Tom, aged 32, and Pete Whittaker, 20, free climbed the Century Crack by squeezing body parts into the gap and shuffling painfully upwards. And they practised for two years in Tom’s cellar to pull it off.

During that time the pair forced themselves through 17,500ft of horizontal upside down climbing, completed 250,000 core and abdominal conditioning movements, did 42,300 pull-ups and bicep curls, and almost 16 hours of static abdominal holds.

Tom, based at Big Stone on Kenwood Park Road, Nether Edge, said he and Pete had to put in the work if they were to have a chance of completing the climb.

He said: “It had to be extreme to the utmost - or we’d never push ourselves close enough to our limits which we knew needed to be reached. I was renovating my house at the time so had a lot of kitchen cupboards and sideboards lying around. We turned them into loads of artificial cracks in my cellar to practise the climb.

“For two years we patiently practised. Six days a week, three hours a day which was a combination of weights, conditioning, normal climbing - a bit of a mixture.”

The majority of the climb is scaled while upside down, with climbers squeezing their legs inverted inside the crack above them the whole way.

“All the work is done by our hands and feet,” said Tom. “Feet work well because they’re around the same width as the crack whereas with our hands we had to stack them together in all sort of bizarre shapes.

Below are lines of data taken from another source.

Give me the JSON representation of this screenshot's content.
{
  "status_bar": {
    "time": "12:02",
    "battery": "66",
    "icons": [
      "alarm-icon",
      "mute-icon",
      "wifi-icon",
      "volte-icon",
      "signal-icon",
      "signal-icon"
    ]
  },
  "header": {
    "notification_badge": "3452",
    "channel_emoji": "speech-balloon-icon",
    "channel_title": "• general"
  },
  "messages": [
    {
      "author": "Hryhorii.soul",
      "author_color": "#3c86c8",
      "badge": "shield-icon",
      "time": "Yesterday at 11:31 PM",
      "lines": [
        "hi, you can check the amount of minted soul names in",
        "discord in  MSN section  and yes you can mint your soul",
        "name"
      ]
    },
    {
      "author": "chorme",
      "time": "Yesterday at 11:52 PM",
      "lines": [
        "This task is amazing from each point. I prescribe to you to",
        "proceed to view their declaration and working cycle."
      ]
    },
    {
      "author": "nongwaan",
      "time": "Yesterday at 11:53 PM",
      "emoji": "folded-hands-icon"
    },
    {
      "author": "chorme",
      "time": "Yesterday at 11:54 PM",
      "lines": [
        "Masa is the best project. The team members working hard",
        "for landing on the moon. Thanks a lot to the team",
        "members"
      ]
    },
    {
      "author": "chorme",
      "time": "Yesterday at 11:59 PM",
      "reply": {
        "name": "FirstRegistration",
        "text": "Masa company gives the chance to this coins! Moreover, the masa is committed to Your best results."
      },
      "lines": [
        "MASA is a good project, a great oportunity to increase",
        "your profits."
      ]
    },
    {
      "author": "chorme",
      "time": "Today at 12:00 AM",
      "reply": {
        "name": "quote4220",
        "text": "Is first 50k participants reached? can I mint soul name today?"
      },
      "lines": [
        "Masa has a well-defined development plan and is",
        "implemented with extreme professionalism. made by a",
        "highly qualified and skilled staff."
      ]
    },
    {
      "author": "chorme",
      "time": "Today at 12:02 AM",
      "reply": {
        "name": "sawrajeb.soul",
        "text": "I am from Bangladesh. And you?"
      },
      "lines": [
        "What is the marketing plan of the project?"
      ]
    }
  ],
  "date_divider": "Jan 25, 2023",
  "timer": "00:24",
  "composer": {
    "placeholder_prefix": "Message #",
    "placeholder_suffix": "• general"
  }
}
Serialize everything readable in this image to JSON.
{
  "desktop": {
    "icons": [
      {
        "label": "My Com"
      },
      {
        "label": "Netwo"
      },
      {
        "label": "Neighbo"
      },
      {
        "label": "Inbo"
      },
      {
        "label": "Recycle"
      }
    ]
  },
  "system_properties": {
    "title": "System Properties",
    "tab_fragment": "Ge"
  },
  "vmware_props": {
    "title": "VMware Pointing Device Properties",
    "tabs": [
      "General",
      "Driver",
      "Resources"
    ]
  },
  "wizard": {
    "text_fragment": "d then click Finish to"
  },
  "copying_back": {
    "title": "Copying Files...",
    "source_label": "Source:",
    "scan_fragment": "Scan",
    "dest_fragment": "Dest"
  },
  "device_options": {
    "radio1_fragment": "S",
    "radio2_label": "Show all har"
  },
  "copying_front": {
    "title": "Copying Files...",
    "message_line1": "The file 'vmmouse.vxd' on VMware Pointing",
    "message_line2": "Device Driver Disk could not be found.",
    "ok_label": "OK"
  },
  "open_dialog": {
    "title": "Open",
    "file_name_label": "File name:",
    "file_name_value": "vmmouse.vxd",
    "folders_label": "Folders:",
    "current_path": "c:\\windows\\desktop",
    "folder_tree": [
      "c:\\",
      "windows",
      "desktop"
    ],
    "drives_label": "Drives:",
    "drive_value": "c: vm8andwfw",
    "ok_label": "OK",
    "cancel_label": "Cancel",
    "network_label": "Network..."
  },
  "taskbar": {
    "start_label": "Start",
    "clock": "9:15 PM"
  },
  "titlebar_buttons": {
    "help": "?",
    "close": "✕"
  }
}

“It’s a very specialist type of climbing which not many people do.”